* SUPPLIED MATERIAL
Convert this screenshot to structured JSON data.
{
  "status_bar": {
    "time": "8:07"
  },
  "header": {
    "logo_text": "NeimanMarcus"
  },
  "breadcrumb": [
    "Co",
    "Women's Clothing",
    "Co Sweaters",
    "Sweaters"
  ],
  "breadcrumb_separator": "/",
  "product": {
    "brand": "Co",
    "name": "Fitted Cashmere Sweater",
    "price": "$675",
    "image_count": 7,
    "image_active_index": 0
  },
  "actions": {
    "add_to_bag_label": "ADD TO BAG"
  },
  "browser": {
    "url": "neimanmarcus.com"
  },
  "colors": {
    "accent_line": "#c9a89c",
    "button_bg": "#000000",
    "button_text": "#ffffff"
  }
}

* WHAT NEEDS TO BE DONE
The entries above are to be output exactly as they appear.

* ANSWER TO THE EXERCISE
Convert this screenshot to structured JSON data.
{
  "status_bar": {
    "time": "8:07"
  },
  "header": {
    "logo_text": "NeimanMarcus"
  },
  "breadcrumb": [
    "Co",
    "Women's Clothing",
    "Co Sweaters",
    "Sweaters"
  ],
  "breadcrumb_separator": "/",
  "product": {
    "brand": "Co",
    "name": "Fitted Cashmere Sweater",
    "price": "$675",
    "image_count": 7,
    "image_active_index": 0
  },
  "actions": {
    "add_to_bag_label": "ADD TO BAG"
  },
  "browser": {
    "url": "neimanmarcus.com"
  },
  "colors": {
    "accent_line": "#c9a89c",
    "button_bg": "#000000",
    "button_text": "#ffffff"
  }
}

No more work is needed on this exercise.